*** DATASET EXCERPTS
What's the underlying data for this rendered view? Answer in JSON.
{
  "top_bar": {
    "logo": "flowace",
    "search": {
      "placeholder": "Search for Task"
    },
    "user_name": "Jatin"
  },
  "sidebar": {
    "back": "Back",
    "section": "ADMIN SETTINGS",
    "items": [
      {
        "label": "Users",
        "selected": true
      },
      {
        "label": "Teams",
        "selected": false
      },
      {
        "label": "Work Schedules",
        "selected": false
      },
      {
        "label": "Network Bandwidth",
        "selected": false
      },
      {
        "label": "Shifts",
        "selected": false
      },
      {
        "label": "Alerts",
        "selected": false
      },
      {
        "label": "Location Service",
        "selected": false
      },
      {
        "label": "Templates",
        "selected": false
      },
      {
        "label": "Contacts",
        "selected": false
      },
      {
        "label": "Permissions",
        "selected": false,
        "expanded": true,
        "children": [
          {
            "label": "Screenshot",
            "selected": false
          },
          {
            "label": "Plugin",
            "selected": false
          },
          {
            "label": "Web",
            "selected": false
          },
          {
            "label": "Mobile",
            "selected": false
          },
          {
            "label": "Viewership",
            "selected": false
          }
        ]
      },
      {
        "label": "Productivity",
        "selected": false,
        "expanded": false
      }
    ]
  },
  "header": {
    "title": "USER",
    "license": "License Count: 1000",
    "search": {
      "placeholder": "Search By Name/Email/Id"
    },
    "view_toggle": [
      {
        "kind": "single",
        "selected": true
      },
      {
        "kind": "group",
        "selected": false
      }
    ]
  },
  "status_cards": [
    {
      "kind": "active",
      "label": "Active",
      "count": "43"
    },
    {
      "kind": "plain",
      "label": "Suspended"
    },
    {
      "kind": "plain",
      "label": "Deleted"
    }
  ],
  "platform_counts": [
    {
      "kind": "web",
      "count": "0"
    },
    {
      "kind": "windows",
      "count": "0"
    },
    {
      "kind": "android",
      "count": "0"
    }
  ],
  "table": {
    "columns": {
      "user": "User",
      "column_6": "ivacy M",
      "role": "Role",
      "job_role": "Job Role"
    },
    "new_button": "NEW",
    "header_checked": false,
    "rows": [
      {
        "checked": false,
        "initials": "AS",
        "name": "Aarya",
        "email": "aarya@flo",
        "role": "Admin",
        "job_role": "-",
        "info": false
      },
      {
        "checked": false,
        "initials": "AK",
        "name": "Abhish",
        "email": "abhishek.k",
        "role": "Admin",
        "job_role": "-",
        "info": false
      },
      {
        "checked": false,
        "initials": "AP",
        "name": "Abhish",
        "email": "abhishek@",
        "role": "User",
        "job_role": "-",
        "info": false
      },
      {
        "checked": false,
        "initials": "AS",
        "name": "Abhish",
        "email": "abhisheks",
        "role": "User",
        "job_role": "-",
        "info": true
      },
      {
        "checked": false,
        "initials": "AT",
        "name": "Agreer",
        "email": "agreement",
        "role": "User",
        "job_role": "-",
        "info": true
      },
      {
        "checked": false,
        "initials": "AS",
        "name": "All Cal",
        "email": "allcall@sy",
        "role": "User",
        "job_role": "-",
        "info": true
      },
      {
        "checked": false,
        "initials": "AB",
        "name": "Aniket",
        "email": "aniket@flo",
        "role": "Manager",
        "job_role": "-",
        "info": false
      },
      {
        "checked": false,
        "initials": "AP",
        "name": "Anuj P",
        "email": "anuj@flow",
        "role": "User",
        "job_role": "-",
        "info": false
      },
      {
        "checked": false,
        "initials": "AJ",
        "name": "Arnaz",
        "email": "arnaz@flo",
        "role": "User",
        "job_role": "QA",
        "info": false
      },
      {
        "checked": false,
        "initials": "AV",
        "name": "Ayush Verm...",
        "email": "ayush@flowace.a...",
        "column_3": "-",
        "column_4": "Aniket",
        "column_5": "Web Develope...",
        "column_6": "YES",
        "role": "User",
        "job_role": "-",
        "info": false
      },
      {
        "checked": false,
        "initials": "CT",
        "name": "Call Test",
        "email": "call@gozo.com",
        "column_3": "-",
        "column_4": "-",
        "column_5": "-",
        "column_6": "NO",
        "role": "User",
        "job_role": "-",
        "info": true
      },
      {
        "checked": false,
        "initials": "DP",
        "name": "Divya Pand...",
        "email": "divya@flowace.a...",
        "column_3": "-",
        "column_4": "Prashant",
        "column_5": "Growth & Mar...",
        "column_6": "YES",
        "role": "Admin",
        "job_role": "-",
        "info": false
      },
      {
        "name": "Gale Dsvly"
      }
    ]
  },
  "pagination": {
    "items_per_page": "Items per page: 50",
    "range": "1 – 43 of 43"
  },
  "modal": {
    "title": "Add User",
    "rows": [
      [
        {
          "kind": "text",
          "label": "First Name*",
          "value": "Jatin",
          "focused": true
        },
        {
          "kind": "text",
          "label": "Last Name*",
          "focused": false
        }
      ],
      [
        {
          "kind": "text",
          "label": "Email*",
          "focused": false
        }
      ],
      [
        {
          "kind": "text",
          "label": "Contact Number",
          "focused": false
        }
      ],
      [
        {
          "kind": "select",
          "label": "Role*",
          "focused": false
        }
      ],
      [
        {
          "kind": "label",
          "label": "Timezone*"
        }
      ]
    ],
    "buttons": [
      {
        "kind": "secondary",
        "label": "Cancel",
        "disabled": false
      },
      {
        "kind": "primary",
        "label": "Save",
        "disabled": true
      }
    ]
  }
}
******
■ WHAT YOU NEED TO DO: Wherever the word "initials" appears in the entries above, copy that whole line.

■ SOLUTION FOR THIS TASK:
        "initials": "AS",
        "initials": "AK",
        "initials": "AP",
        "initials": "AS",
        "initials": "AT",
        "initials": "AS",
        "initials": "AB",
        "initials": "AP",
        "initials": "AJ",
        "initials": "AV",
        "initials": "CT",
        "initials": "DP",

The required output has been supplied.